Try it: Would you restate each line of the data below word for word, without its pictures?

*** Opening of Provided records ***

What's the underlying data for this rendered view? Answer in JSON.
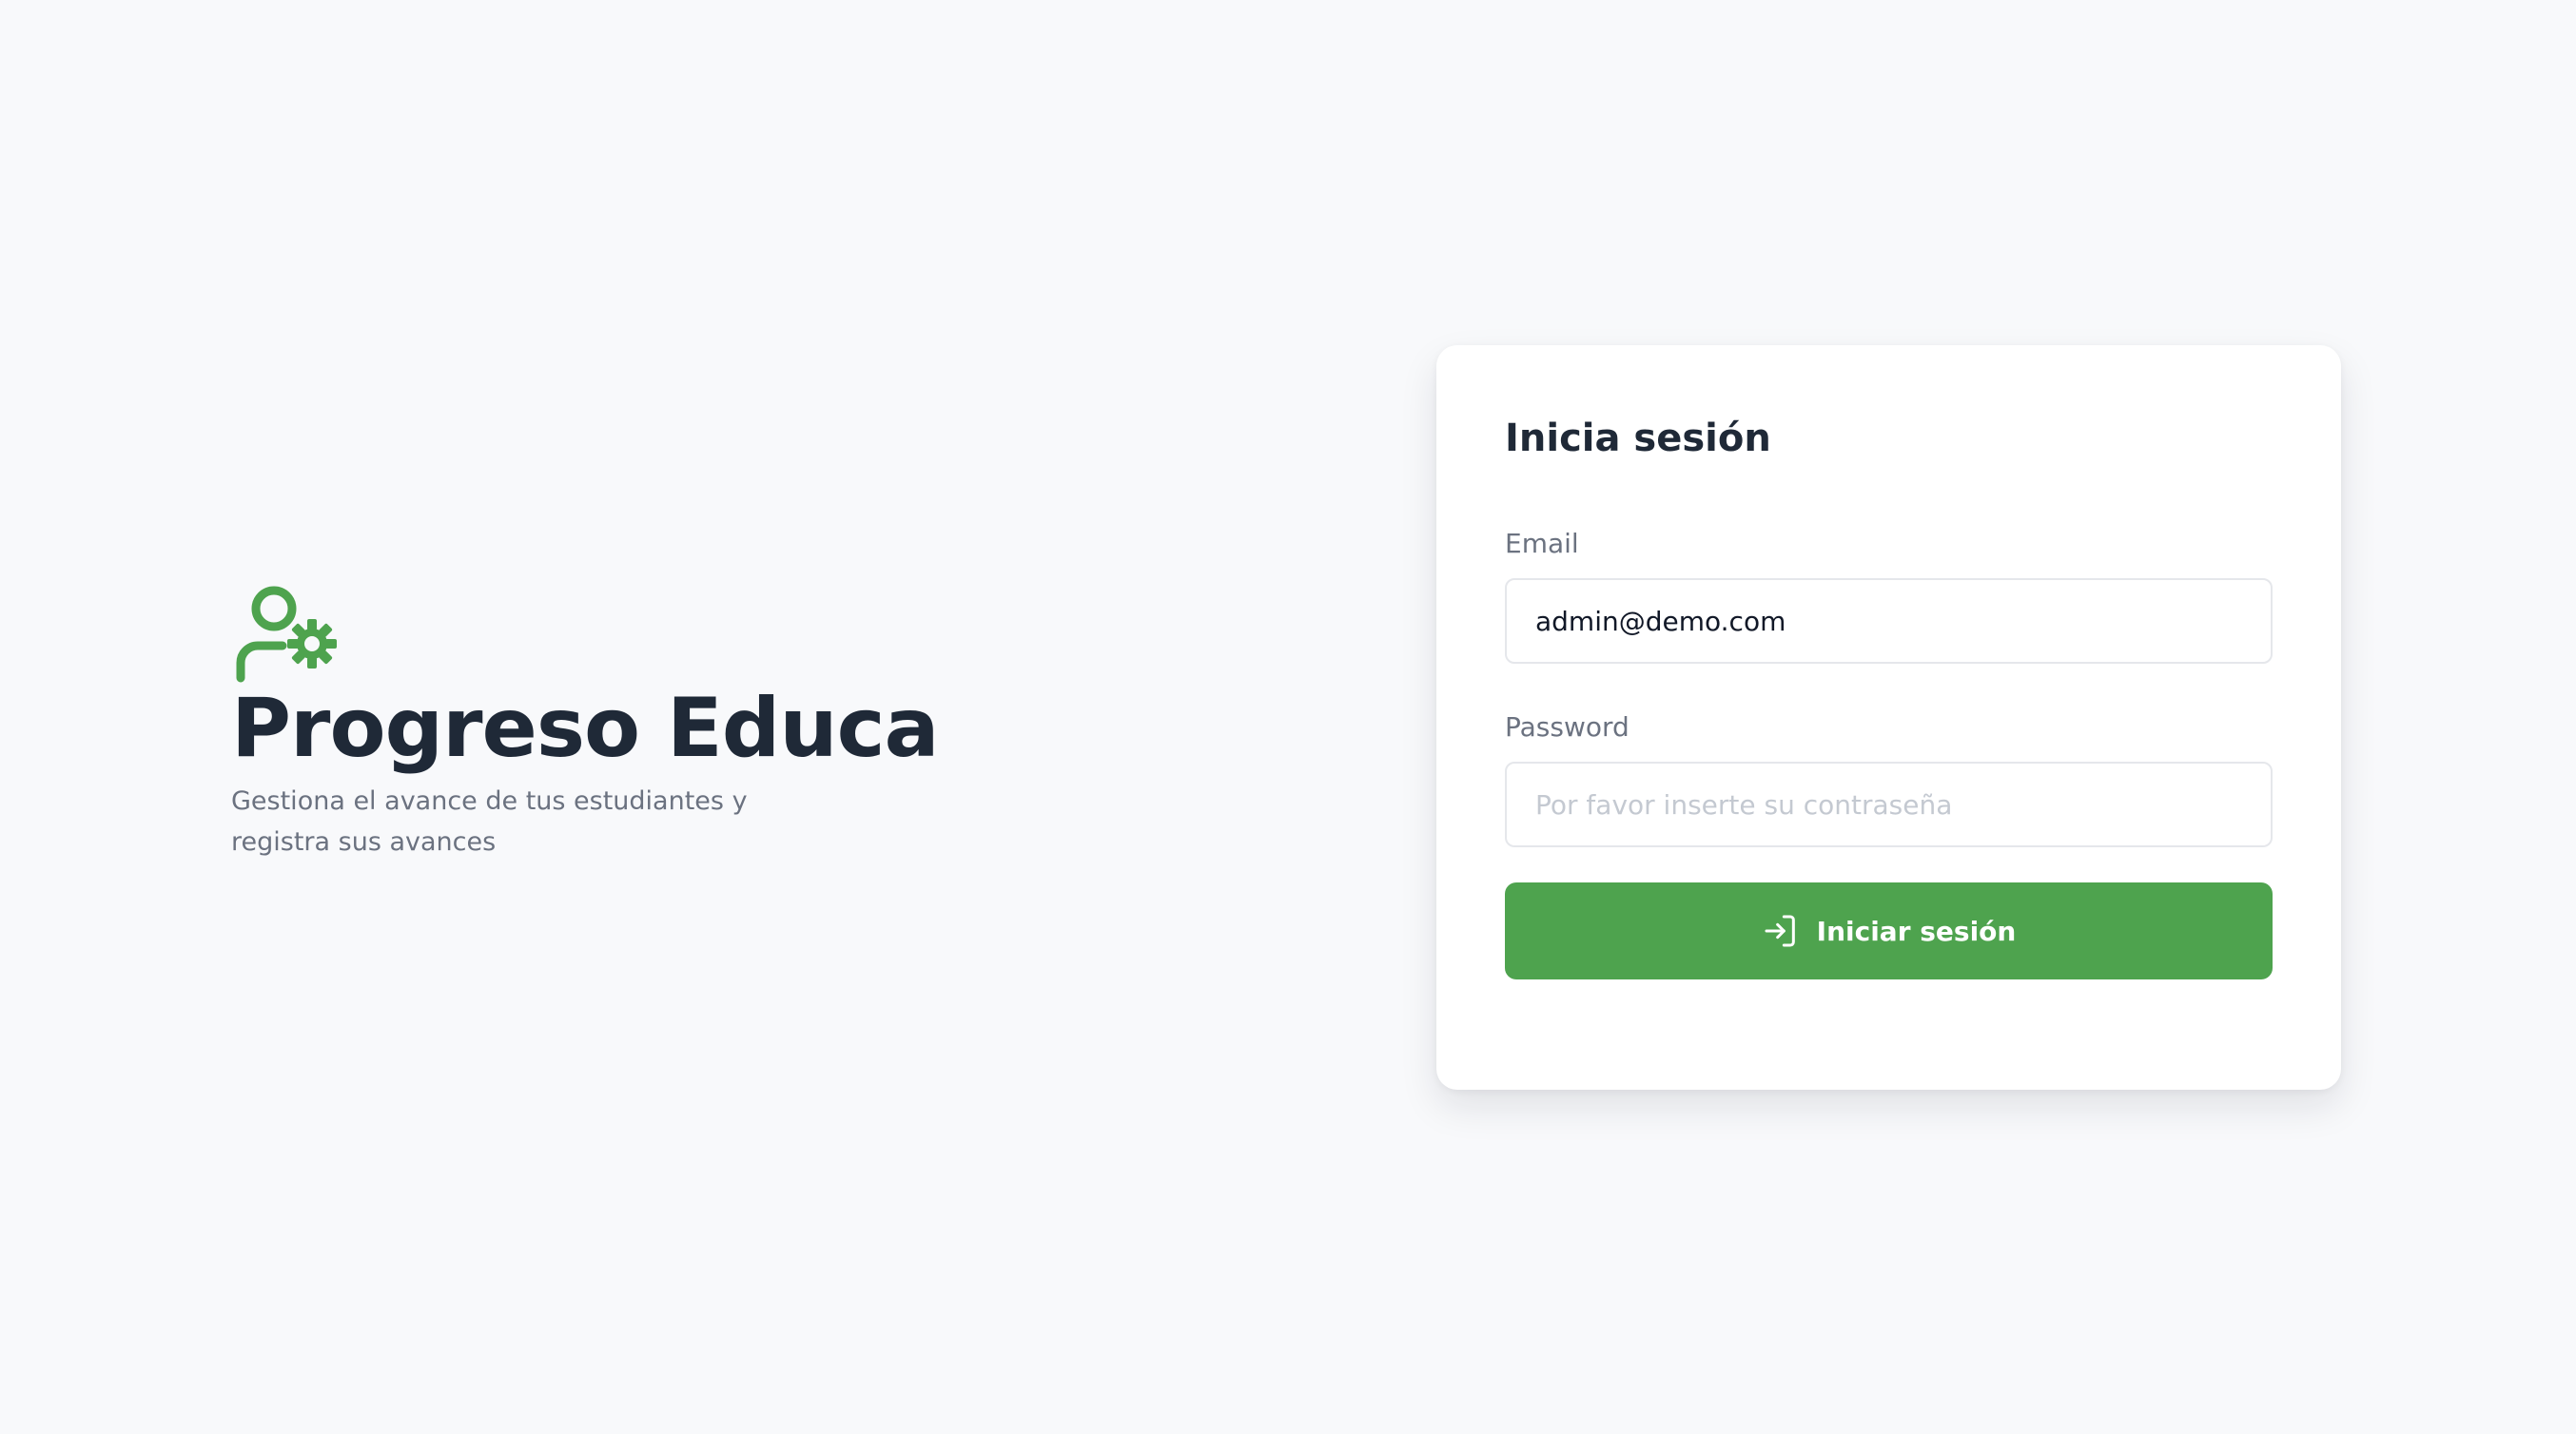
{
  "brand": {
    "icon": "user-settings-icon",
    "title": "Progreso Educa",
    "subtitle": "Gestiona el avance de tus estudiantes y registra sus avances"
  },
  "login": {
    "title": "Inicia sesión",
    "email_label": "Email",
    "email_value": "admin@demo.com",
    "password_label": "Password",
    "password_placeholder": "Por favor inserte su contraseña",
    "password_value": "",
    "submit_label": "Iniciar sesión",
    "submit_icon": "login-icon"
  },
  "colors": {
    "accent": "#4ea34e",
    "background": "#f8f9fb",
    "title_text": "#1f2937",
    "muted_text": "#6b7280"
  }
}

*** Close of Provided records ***

Solution to this exercise:
What's the underlying data for this rendered view? Answer in JSON.
{
  "brand": {
    "icon": "user-settings-icon",
    "title": "Progreso Educa",
    "subtitle": "Gestiona el avance de tus estudiantes y registra sus avances"
  },
  "login": {
    "title": "Inicia sesión",
    "email_label": "Email",
    "email_value": "admin@demo.com",
    "password_label": "Password",
    "password_placeholder": "Por favor inserte su contraseña",
    "password_value": "",
    "submit_label": "Iniciar sesión",
    "submit_icon": "login-icon"
  },
  "colors": {
    "accent": "#4ea34e",
    "background": "#f8f9fb",
    "title_text": "#1f2937",
    "muted_text": "#6b7280"
  }
}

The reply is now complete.